And it would end with the Federal Opposition, stripped of any pretence of policy, in a tangle over the WorkChoices bogey, simply barracking for the big end of town because that is what they are conditioned to do.
First polling back since the Qantas lock-out and grounding show that Labor is picking up solid ground on the Coalition.
|Election 21 Aug 10||4 weeks ago||2 weeks ago||Last week||This week|
This equates to a two-party preferred vote of 54-46; although because Essential bases its polling on a two-week rolling average, the past week was actually sitting at 53-47 2PP. We’ll have to see if that stands firm for another week.
What we do know is that the general public and Labor voters in particular had a very clear view of the events of the past seven days.
Q. Do you approve or disapprove of Qantas’s decision to ground all planes last weekend?
|Total||Vote Labor||Vote Lib/Nat||Vote Greens|
Significantly, the handling of the dispute has rallied the Labor support base with two thirds disapproving of the Qantas play and, in a separate question blaming Qantas management over workers for the debacle.
That said, the improvements in Labor’s fortunes are not simply linked to the way they handled the dispute. In fact, most people spread the blame around to everyone including the Labor Government. The only institution given a pass mark was Labor’s industrial umpire Fair Work Australia.
Q. Did you approve or disapprove of the performance of each of the following in the Qantas dispute?
|Total approve||Total disapprove||Don’t know|
|Julia Gillard and the Labor Government||30%||49%||20%|
|Tony Abbott and the Opposition||27%||45%||28%|
|The Qantas CEO Alan Joyce||28%||58%||14%|
|Fair Work Australia||55%||21%||23%|
But this is an important anchor point. If Fair Work Australia is seen to have worked, then Labor’s industrial policies must be working too. And as the business community and elements of Abbott’s front bench clamour for another round of industrial relations reform, they are on shaky ground.
The bigger windfall for Labor is one of political agenda management; for once the political issue of the week was on workers’ rights and corporate excess, issues that they have struggled to stake out in a sustained way.
In simple terms, when these are the issues that dominate national debate Labor is playing on its home field; in contrast when the issue is asylum seekers or taxes, the Coalition is on its turf.
Incumbency has always been assumed to give the Government the advantage in determining the issues of the day. Howard was a master at it, but in the climate of minority Government and a hostile media Labor has floundered.
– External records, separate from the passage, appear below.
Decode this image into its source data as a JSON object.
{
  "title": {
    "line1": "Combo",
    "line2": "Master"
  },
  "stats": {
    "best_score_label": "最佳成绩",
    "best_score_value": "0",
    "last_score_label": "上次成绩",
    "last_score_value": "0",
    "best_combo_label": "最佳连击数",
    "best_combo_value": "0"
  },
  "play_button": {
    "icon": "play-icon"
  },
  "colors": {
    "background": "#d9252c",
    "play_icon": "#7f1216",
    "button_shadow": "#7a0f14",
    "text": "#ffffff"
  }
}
It’s probably just a moment of polling sunshine, but the past week shows that when the stars align, there is still hope for the ALP.
If only there were more people like Alan Joyce.
- Peter Lewis | Director, EMC
Subscribe to the Unspun
- 6.30 with George Negus
- Canberra Report
- EMC International
- Essential Report
- Keep our Cops
- Network Ten
- Sky News
- social media
- The Drum
- The Punch
- Web and Design